Dataset rows describing interfaces
▽
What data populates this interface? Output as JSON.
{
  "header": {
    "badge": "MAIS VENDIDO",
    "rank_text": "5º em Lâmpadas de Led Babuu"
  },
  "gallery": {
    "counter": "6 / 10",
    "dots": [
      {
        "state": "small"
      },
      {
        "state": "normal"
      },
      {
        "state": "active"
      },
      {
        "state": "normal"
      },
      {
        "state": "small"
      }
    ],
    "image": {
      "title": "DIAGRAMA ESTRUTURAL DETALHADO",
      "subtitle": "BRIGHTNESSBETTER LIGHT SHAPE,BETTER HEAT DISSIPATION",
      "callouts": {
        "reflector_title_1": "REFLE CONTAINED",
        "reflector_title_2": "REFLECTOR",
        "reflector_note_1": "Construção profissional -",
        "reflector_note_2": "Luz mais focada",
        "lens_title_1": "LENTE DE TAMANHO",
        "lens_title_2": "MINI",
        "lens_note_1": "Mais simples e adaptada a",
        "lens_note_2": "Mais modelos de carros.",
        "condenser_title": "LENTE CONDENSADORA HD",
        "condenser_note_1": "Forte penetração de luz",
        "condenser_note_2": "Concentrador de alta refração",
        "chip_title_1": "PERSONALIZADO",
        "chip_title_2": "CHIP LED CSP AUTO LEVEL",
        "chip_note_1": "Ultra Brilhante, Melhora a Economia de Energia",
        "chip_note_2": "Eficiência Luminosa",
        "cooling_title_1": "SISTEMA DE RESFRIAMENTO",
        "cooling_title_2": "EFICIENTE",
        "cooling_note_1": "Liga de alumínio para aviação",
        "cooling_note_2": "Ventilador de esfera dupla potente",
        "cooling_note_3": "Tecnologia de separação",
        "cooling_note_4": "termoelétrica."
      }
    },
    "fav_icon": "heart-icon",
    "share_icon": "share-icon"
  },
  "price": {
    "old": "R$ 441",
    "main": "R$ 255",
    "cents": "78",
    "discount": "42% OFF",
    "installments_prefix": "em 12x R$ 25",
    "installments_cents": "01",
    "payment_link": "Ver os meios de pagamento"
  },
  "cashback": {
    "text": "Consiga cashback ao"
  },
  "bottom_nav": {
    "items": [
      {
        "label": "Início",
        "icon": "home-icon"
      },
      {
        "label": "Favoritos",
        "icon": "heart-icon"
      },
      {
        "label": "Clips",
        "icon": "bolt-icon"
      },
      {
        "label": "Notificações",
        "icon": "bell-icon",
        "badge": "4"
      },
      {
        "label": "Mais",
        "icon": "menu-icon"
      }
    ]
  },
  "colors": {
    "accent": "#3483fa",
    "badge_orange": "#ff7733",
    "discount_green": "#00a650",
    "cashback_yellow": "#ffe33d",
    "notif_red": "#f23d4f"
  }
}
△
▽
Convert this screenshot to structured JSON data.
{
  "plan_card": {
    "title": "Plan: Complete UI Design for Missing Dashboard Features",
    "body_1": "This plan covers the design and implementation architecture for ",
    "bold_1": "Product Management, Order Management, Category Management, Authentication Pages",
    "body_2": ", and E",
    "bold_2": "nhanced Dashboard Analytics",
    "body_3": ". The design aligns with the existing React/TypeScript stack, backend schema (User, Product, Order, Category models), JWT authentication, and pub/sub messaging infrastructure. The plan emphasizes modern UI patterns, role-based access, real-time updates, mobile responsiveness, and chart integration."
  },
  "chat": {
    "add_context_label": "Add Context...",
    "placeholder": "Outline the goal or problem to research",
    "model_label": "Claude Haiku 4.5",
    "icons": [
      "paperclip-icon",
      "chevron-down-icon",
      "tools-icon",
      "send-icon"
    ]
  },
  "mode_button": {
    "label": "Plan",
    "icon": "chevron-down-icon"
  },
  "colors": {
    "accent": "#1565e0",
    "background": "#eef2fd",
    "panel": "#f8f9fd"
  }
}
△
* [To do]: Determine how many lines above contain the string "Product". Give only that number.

* [Reply to the task]: 2